On either side of the tower are dragons, which are also done, in the same style of mosaic, both telling the story of Buddha.

The main sanctuary of the pagoda is 33m long and 12m wide. In the inner hall are two rows of columns also inlaid with broken glass and pottery. The statue of Buddha Sakyamuni is made of concrete and gilded with golden powder.

Over the two rows of columns in the main hall are mosaic pictures describing Buddha's history and a 49m dragon. The dragon scales are made of 12,000 empty beer bottles. The whole site is a work of art.

On the first floor of the main sanctuary, there is a room to worship 108 Buddhas with one thousand arms and one thousand eyes.
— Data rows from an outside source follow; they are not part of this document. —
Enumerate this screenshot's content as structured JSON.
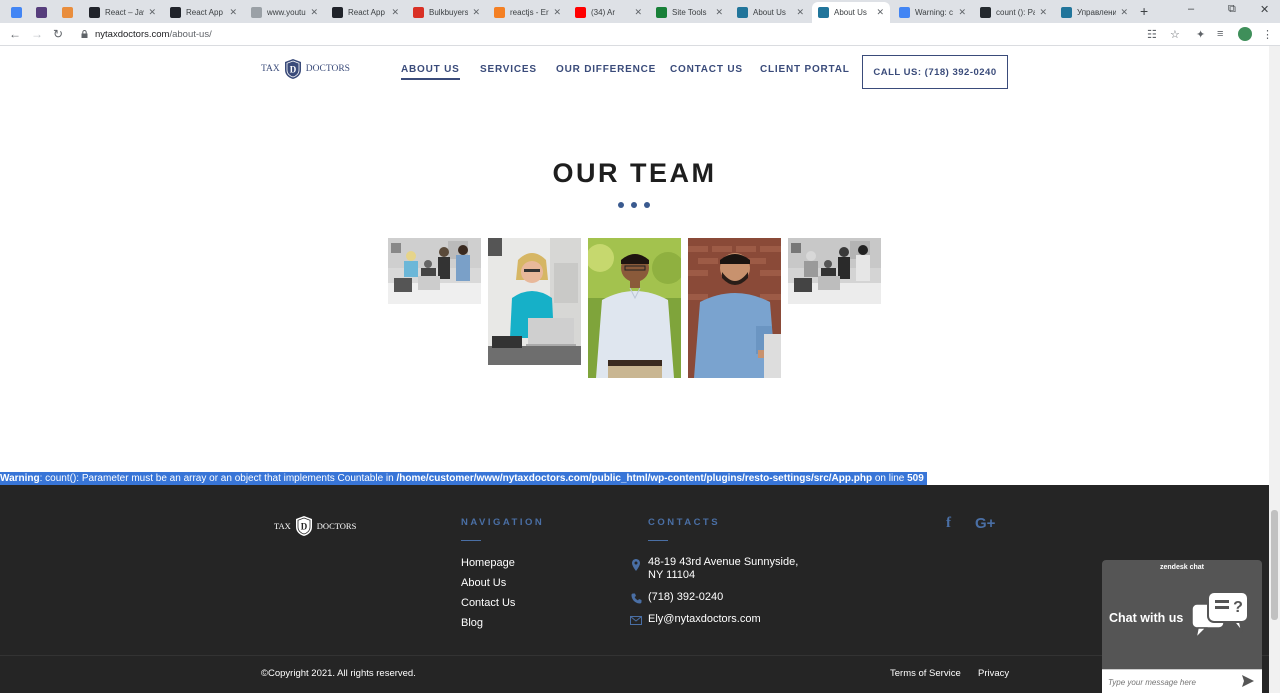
{
  "browser": {
    "tabs": [
      {
        "label": "",
        "favicon": "google-docs-icon",
        "color": "#4285f4"
      },
      {
        "label": "",
        "favicon": "bootstrap-icon",
        "color": "#563d7c"
      },
      {
        "label": "",
        "favicon": "h-icon",
        "color": "#e98d3c"
      },
      {
        "label": "React – Jav",
        "favicon": "react-icon",
        "color": "#20232a"
      },
      {
        "label": "React App",
        "favicon": "react-icon",
        "color": "#20232a"
      },
      {
        "label": "www.youtu",
        "favicon": "globe-icon",
        "color": "#9aa0a6"
      },
      {
        "label": "React App",
        "favicon": "react-icon",
        "color": "#20232a"
      },
      {
        "label": "Bulkbuyers",
        "favicon": "bulkbuyers-icon",
        "color": "#d93025"
      },
      {
        "label": "reactjs - Err",
        "favicon": "stackoverflow-icon",
        "color": "#f48024"
      },
      {
        "label": "(34) Ar",
        "favicon": "youtube-icon",
        "color": "#ff0000"
      },
      {
        "label": "Site Tools",
        "favicon": "sitetools-icon",
        "color": "#188038"
      },
      {
        "label": "About Us",
        "favicon": "wordpress-icon",
        "color": "#21759b"
      },
      {
        "label": "About Us",
        "favicon": "wordpress-icon",
        "color": "#21759b"
      },
      {
        "label": "Warning: c",
        "favicon": "google-icon",
        "color": "#4285f4"
      },
      {
        "label": "count (): Pa",
        "favicon": "github-icon",
        "color": "#24292e"
      },
      {
        "label": "Управлени",
        "favicon": "wordpress-icon",
        "color": "#21759b"
      }
    ],
    "active_tab_index": 12,
    "url_host": "nytaxdoctors.com",
    "url_path": "/about-us/"
  },
  "header": {
    "logo_left": "TAX",
    "logo_right": "DOCTORS",
    "nav": [
      {
        "label": "ABOUT US",
        "active": true
      },
      {
        "label": "SERVICES",
        "active": false
      },
      {
        "label": "OUR DIFFERENCE",
        "active": false
      },
      {
        "label": "CONTACT US",
        "active": false
      },
      {
        "label": "CLIENT PORTAL",
        "active": false
      }
    ],
    "call_button": "CALL US: (718) 392-0240"
  },
  "team": {
    "title": "OUR TEAM",
    "photos": [
      {
        "name": "team-photo-group-1"
      },
      {
        "name": "team-photo-woman-desk"
      },
      {
        "name": "team-photo-man-glasses"
      },
      {
        "name": "team-photo-man-beard"
      },
      {
        "name": "team-photo-group-2"
      }
    ]
  },
  "warning": {
    "label": "Warning",
    "message": ": count(): Parameter must be an array or an object that implements Countable in ",
    "path": "/home/customer/www/nytaxdoctors.com/public_html/wp-content/plugins/resto-settings/src/App.php",
    "on_line": " on line ",
    "line": "509"
  },
  "footer": {
    "logo_left": "TAX",
    "logo_right": "DOCTORS",
    "nav_heading": "NAVIGATION",
    "nav_links": [
      "Homepage",
      "About Us",
      "Contact Us",
      "Blog"
    ],
    "contacts_heading": "CONTACTS",
    "address_line1": "48-19 43rd Avenue Sunnyside,",
    "address_line2": "NY 11104",
    "phone": "(718) 392-0240",
    "email": "Ely@nytaxdoctors.com",
    "social": [
      "facebook-icon",
      "google-plus-icon"
    ],
    "copyright": "©Copyright 2021. All rights reserved.",
    "terms": "Terms of Service",
    "privacy": "Privacy"
  },
  "zendesk": {
    "brand": "zendesk chat",
    "cta": "Chat with us",
    "placeholder": "Type your message here"
  },
  "colors": {
    "brand_navy": "#3a4b7a",
    "accent_blue": "#4a6fa5",
    "footer_bg": "#252525",
    "warning_highlight": "#3875d7"
  }
}
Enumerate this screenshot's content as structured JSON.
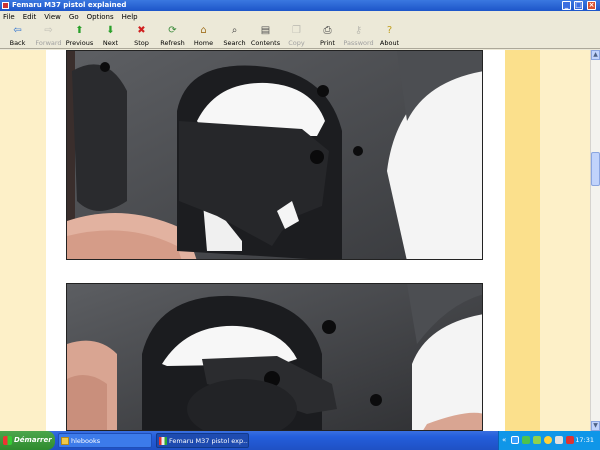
{
  "window": {
    "title": "Femaru M37 pistol explained"
  },
  "menu": [
    "File",
    "Edit",
    "View",
    "Go",
    "Options",
    "Help"
  ],
  "toolbar": [
    {
      "label": "Back",
      "icon": "back-arrow-icon",
      "glyph": "⇦",
      "color": "#2a70d0",
      "enabled": true
    },
    {
      "label": "Forward",
      "icon": "forward-arrow-icon",
      "glyph": "⇨",
      "color": "#888888",
      "enabled": false
    },
    {
      "label": "Previous",
      "icon": "previous-arrow-icon",
      "glyph": "⬆",
      "color": "#2aa02a",
      "enabled": true
    },
    {
      "label": "Next",
      "icon": "next-arrow-icon",
      "glyph": "⬇",
      "color": "#2aa02a",
      "enabled": true
    },
    {
      "label": "Stop",
      "icon": "stop-icon",
      "glyph": "✖",
      "color": "#d02020",
      "enabled": true
    },
    {
      "label": "Refresh",
      "icon": "refresh-icon",
      "glyph": "⟳",
      "color": "#3a8a3a",
      "enabled": true
    },
    {
      "label": "Home",
      "icon": "home-icon",
      "glyph": "⌂",
      "color": "#a07020",
      "enabled": true
    },
    {
      "label": "Search",
      "icon": "search-icon",
      "glyph": "⌕",
      "color": "#404040",
      "enabled": true
    },
    {
      "label": "Contents",
      "icon": "contents-icon",
      "glyph": "▤",
      "color": "#505050",
      "enabled": true
    },
    {
      "label": "Copy",
      "icon": "copy-icon",
      "glyph": "❐",
      "color": "#888888",
      "enabled": false
    },
    {
      "label": "Print",
      "icon": "print-icon",
      "glyph": "⎙",
      "color": "#404040",
      "enabled": true
    },
    {
      "label": "Password",
      "icon": "key-icon",
      "glyph": "⚷",
      "color": "#888888",
      "enabled": false
    },
    {
      "label": "About",
      "icon": "about-icon",
      "glyph": "?",
      "color": "#c0a020",
      "enabled": true
    }
  ],
  "taskbar": {
    "start_label": "Démarrer",
    "tasks": [
      {
        "label": "hlebooks",
        "icon": "folder-icon"
      },
      {
        "label": "Femaru M37 pistol exp...",
        "icon": "book-icon"
      }
    ],
    "tray_chevron": "«",
    "clock": "17:31"
  },
  "colors": {
    "page_margin": "#fdf0c8",
    "page_band": "#fbe08c",
    "title_bar": "#1d55c9"
  }
}
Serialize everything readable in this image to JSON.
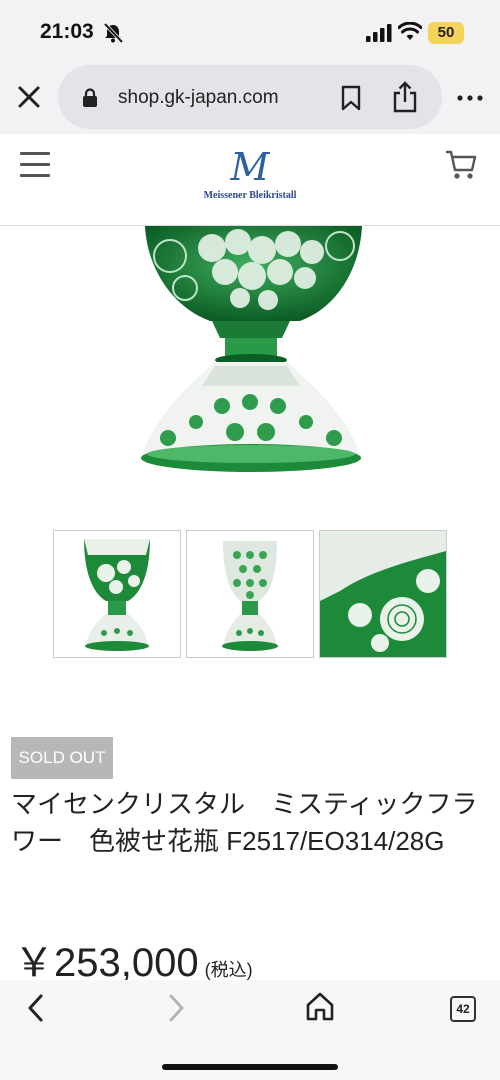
{
  "status_bar": {
    "time": "21:03",
    "battery": "50"
  },
  "browser": {
    "url": "shop.gk-japan.com",
    "tab_count": "42"
  },
  "site": {
    "logo_mark": "M",
    "logo_text": "Meissener Bleikristall"
  },
  "colors": {
    "accent_green": "#1d8a3a",
    "logo_blue": "#2b5fa6",
    "sold_out_bg": "#b7b7b7"
  },
  "product": {
    "badge": "SOLD OUT",
    "title": "マイセンクリスタル　ミスティックフラワー　色被せ花瓶 F2517/EO314/28G",
    "price": "￥253,000",
    "tax_note": "(税込)"
  },
  "icons": [
    "bell-muted-icon",
    "signal-icon",
    "wifi-icon",
    "close-icon",
    "lock-icon",
    "bookmark-icon",
    "share-icon",
    "more-icon",
    "hamburger-icon",
    "cart-icon",
    "back-icon",
    "forward-icon",
    "home-icon",
    "tabs-icon"
  ]
}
Construction of the original Linh Phuoc Pagoda began in 1949 and was completed in 1952. In 1990, the pagoda was reconstructed under the supervision of the fifth Abbot, the Most Venerable Thich Tam Vi.

The reconstruction was implemented thanks to Buddhists' donations from all corners of the country. The finished structure, featuring a huge golden Buddha in the main hall, was a fantasy land of East-Asian colour and glass and ceramic mosaics.

Every year, tourists and Buddhists from all over Viet Nam and the world visit the pagoda to see its unique mosaics and to pray.

Linh Phuoc Pagoda is one of many pagodas in Da Lat along with Linh Son Pagoda, Linh Quang Pagoda, Linh Phong Pagoda, Thien Vuong Co Sat Pagoda, Truc Lam Zen Buddhist, and Van Hanh Zen Monastery.